Watching video ads: Video ads certainly aren't uncommon in the online world. While generally they're a hassle getting in the way of the content you want to watch, many paid survey sites have turned them into a way for members to make money. It's pretty easy to make a tab, set a playlist of paid ads going, mute it, and carry on with browsing the internet or taking surveys.
Rewards are paid out in cash and PayPal, but the catch of having short surveys is reflected in the pay, which can be miniscule per survey. As you need to earn $50 before you can withdraw anything, that’s a lot of low-paying surveys before you’ve made your money! Some people have complained online that once you get close to the withdrawal amount, the surveys dry up. One way around this is to refer a friend as you’ll receive a bonus when they sign up and you’ll hit your target to withdraw your funds.
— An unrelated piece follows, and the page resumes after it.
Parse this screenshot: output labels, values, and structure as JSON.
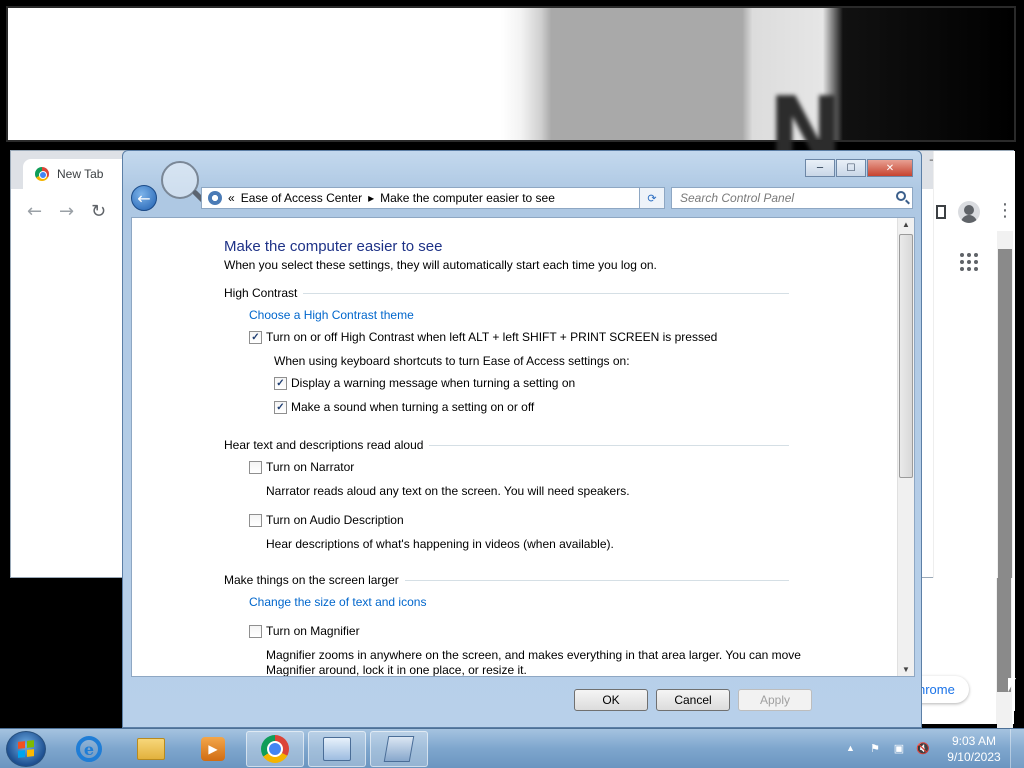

It’s a bit of a downside, but there are hundreds of very happy consumers who love the site, so it’s worth a shot, especially if you get fed up with the boring or repetitive nature of some of the quizzes elsewhere.
Most reviewed paid survey sites effectively promise not to share personally identifiable information or not to share it without your consent. It's an industry standard by which legitimate marketing research firms are bound. But many membership sites reviewed don't make either promise or do so only in a limited or wishy-washy way. Unauthorized go-betweens don't have to honor marketing research privacy standards.
Return on Time: 3.5/5.0- Their payrate isn’t overwhelming- the average per hour hovers around $3. Depending on the user’s activity on the website, it can take anywhere from a couple of days to as long as a month just to earn CashCrate’s cash-out amount of $20. You certainly won’t be making top-dollar with this site, but despite their low pay they do pay their members consistently.
Paid survey site companies invest billions of dollars into marketing research online. They always want to find out more intricate details of a consumer's relationship with their product. Whether it's a new television show or just an existing product line, companies like Disney, Samsung, and Sony go to great lengths to find out their ideal audiences.